The White Sox and Illinois Sports Facilities Authority are planning to extend the protective netting at Guaranteed Rate Field down the lines to the foul poles, according to a source.

Exact details will be announced later, but the changes will be made as soon as possible this season.

If recent history holds, they will not be the last team to do it.

Major League Baseball has taken a laissez-faire approach to protective netting over the past several years, requiring nothing even if it has made recommendations to teams to do something. The last time it made a suggestion was in December 2015 when teams were “encouraged” to shield the seats between the near ends of both dugouts and within 70 feet of home plate. In the wake of that recommendation only a few teams immediately extended their netting, primarily because if you ask a business to do something but say it is not required to do anything, it is not likely to do anything.

It would not be until September 2017, after a baby girl was severely injured at Yankee Stadium, that the rest of baseball was inspired to extend protective netting in keeping with MLB’s recommendations. Indeed, it was a land rush, with all 30 teams extending their netting by Opening Day 2018. While a generous interpretation would have everyone seeing the light simultaneously, my slightly more experienced eye saw it as a “don’t be the only team not to have extended netting by the time the next lawsuit hits” approach.

In the wake of the two recent injuries Major League Baseball issued a statement about how it “will keep examining” the matter of additional protective netting while, again, mandating nothing. Now that the White Sox are extending netting to the foul poles, however,  it’s not hard to imagine a situation in which other teams follow suit.
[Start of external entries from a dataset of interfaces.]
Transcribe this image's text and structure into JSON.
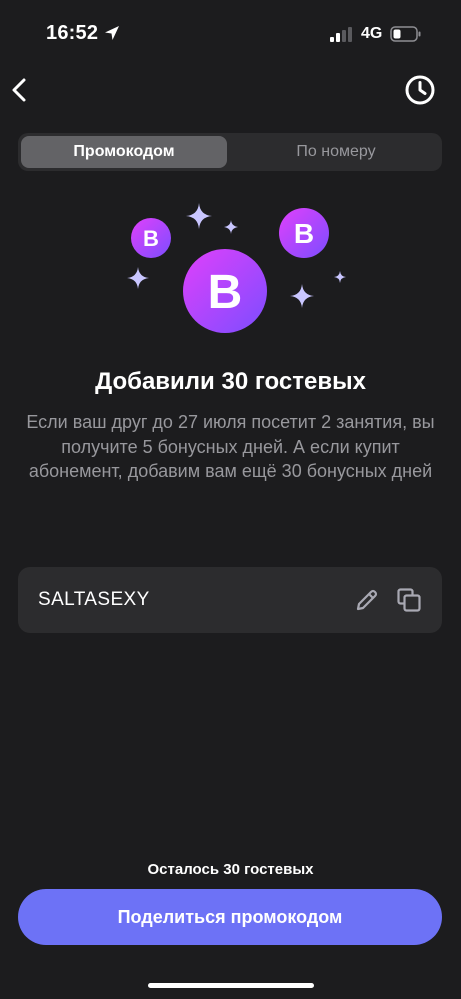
{
  "status_bar": {
    "time": "16:52",
    "network": "4G"
  },
  "segmented_control": {
    "tabs": [
      {
        "label": "Промокодом",
        "active": true
      },
      {
        "label": "По номеру",
        "active": false
      }
    ]
  },
  "hero": {
    "badge_letter": "B",
    "colors": {
      "gradient_start": "#e040fb",
      "gradient_end": "#7c4dff",
      "sparkle": "#c9c6ff"
    }
  },
  "main": {
    "title": "Добавили 30 гостевых",
    "description": "Если ваш друг до 27 июля посетит 2 занятия, вы получите 5 бонусных дней. А если купит абонемент, добавим вам ещё 30 бонусных дней"
  },
  "promo": {
    "code": "SALTASEXY"
  },
  "footer": {
    "remaining": "Осталось 30 гостевых",
    "share_label": "Поделиться промокодом",
    "accent_color": "#6d72f6"
  }
}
Sooner or later, enough will likely have done so to create critical mass and make any team which has not done so to make the effort out of self-preservation.

Or, more generously, good sense.